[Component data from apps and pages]
------------

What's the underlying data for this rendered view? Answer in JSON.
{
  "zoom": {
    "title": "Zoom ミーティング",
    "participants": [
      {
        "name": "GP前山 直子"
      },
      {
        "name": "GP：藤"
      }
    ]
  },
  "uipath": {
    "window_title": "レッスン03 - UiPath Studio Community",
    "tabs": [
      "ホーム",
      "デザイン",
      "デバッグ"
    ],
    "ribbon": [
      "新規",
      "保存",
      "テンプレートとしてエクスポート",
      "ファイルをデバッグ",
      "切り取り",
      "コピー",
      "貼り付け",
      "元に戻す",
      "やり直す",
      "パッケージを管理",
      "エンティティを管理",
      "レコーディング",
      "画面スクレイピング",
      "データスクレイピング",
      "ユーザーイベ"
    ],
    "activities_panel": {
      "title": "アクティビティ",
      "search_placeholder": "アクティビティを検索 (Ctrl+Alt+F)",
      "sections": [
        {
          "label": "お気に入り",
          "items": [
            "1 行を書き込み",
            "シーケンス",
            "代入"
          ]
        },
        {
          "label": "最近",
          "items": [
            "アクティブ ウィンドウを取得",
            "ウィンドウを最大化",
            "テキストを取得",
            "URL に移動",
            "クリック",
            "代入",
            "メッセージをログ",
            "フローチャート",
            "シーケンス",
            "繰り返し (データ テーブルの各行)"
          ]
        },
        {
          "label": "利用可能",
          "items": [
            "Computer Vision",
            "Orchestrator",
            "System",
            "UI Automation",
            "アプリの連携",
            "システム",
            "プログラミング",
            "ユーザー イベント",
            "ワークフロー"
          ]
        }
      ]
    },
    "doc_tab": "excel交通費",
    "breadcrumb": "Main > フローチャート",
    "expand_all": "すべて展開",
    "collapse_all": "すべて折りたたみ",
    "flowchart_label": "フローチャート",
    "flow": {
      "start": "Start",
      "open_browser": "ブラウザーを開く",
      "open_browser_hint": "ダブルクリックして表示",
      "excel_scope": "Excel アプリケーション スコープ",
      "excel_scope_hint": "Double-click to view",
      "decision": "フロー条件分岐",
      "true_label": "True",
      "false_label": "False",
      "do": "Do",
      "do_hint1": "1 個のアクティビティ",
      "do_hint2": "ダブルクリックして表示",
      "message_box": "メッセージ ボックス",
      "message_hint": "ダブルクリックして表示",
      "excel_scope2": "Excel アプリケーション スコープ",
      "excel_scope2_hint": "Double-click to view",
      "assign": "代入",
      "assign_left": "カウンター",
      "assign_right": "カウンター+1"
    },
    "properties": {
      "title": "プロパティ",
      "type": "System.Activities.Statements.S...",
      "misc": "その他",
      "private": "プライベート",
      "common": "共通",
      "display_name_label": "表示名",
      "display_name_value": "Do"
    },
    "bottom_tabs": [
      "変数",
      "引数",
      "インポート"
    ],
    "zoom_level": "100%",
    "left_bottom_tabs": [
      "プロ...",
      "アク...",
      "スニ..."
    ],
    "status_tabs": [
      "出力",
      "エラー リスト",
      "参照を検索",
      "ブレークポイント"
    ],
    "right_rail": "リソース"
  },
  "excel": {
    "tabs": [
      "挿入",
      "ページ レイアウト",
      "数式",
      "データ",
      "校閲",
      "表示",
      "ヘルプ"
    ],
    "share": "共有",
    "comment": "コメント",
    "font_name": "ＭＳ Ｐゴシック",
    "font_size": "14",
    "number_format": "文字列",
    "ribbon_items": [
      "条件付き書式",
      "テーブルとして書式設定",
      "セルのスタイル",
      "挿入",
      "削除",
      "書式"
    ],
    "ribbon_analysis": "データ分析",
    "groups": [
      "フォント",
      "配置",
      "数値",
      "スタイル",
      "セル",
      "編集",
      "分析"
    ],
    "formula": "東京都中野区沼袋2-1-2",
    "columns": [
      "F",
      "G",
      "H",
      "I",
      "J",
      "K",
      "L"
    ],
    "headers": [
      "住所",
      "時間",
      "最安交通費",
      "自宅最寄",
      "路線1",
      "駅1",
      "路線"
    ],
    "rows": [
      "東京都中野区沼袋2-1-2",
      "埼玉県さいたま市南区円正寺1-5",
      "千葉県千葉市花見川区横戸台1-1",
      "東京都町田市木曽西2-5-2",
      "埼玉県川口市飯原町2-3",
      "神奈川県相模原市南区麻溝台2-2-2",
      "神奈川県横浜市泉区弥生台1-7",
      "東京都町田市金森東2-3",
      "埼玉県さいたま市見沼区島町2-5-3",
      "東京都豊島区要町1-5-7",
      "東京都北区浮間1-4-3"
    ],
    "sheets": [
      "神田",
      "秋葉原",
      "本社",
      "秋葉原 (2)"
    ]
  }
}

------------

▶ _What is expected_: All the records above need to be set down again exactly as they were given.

▶ _Solution to this problem_:
What's the underlying data for this rendered view? Answer in JSON.
{
  "zoom": {
    "title": "Zoom ミーティング",
    "participants": [
      {
        "name": "GP前山 直子"
      },
      {
        "name": "GP：藤"
      }
    ]
  },
  "uipath": {
    "window_title": "レッスン03 - UiPath Studio Community",
    "tabs": [
      "ホーム",
      "デザイン",
      "デバッグ"
    ],
    "ribbon": [
      "新規",
      "保存",
      "テンプレートとしてエクスポート",
      "ファイルをデバッグ",
      "切り取り",
      "コピー",
      "貼り付け",
      "元に戻す",
      "やり直す",
      "パッケージを管理",
      "エンティティを管理",
      "レコーディング",
      "画面スクレイピング",
      "データスクレイピング",
      "ユーザーイベ"
    ],
    "activities_panel": {
      "title": "アクティビティ",
      "search_placeholder": "アクティビティを検索 (Ctrl+Alt+F)",
      "sections": [
        {
          "label": "お気に入り",
          "items": [
            "1 行を書き込み",
            "シーケンス",
            "代入"
          ]
        },
        {
          "label": "最近",
          "items": [
            "アクティブ ウィンドウを取得",
            "ウィンドウを最大化",
            "テキストを取得",
            "URL に移動",
            "クリック",
            "代入",
            "メッセージをログ",
            "フローチャート",
            "シーケンス",
            "繰り返し (データ テーブルの各行)"
          ]
        },
        {
          "label": "利用可能",
          "items": [
            "Computer Vision",
            "Orchestrator",
            "System",
            "UI Automation",
            "アプリの連携",
            "システム",
            "プログラミング",
            "ユーザー イベント",
            "ワークフロー"
          ]
        }
      ]
    },
    "doc_tab": "excel交通費",
    "breadcrumb": "Main > フローチャート",
    "expand_all": "すべて展開",
    "collapse_all": "すべて折りたたみ",
    "flowchart_label": "フローチャート",
    "flow": {
      "start": "Start",
      "open_browser": "ブラウザーを開く",
      "open_browser_hint": "ダブルクリックして表示",
      "excel_scope": "Excel アプリケーション スコープ",
      "excel_scope_hint": "Double-click to view",
      "decision": "フロー条件分岐",
      "true_label": "True",
      "false_label": "False",
      "do": "Do",
      "do_hint1": "1 個のアクティビティ",
      "do_hint2": "ダブルクリックして表示",
      "message_box": "メッセージ ボックス",
      "message_hint": "ダブルクリックして表示",
      "excel_scope2": "Excel アプリケーション スコープ",
      "excel_scope2_hint": "Double-click to view",
      "assign": "代入",
      "assign_left": "カウンター",
      "assign_right": "カウンター+1"
    },
    "properties": {
      "title": "プロパティ",
      "type": "System.Activities.Statements.S...",
      "misc": "その他",
      "private": "プライベート",
      "common": "共通",
      "display_name_label": "表示名",
      "display_name_value": "Do"
    },
    "bottom_tabs": [
      "変数",
      "引数",
      "インポート"
    ],
    "zoom_level": "100%",
    "left_bottom_tabs": [
      "プロ...",
      "アク...",
      "スニ..."
    ],
    "status_tabs": [
      "出力",
      "エラー リスト",
      "参照を検索",
      "ブレークポイント"
    ],
    "right_rail": "リソース"
  },
  "excel": {
    "tabs": [
      "挿入",
      "ページ レイアウト",
      "数式",
      "データ",
      "校閲",
      "表示",
      "ヘルプ"
    ],
    "share": "共有",
    "comment": "コメント",
    "font_name": "ＭＳ Ｐゴシック",
    "font_size": "14",
    "number_format": "文字列",
    "ribbon_items": [
      "条件付き書式",
      "テーブルとして書式設定",
      "セルのスタイル",
      "挿入",
      "削除",
      "書式"
    ],
    "ribbon_analysis": "データ分析",
    "groups": [
      "フォント",
      "配置",
      "数値",
      "スタイル",
      "セル",
      "編集",
      "分析"
    ],
    "formula": "東京都中野区沼袋2-1-2",
    "columns": [
      "F",
      "G",
      "H",
      "I",
      "J",
      "K",
      "L"
    ],
    "headers": [
      "住所",
      "時間",
      "最安交通費",
      "自宅最寄",
      "路線1",
      "駅1",
      "路線"
    ],
    "rows": [
      "東京都中野区沼袋2-1-2",
      "埼玉県さいたま市南区円正寺1-5",
      "千葉県千葉市花見川区横戸台1-1",
      "東京都町田市木曽西2-5-2",
      "埼玉県川口市飯原町2-3",
      "神奈川県相模原市南区麻溝台2-2-2",
      "神奈川県横浜市泉区弥生台1-7",
      "東京都町田市金森東2-3",
      "埼玉県さいたま市見沼区島町2-5-3",
      "東京都豊島区要町1-5-7",
      "東京都北区浮間1-4-3"
    ],
    "sheets": [
      "神田",
      "秋葉原",
      "本社",
      "秋葉原 (2)"
    ]
  }
}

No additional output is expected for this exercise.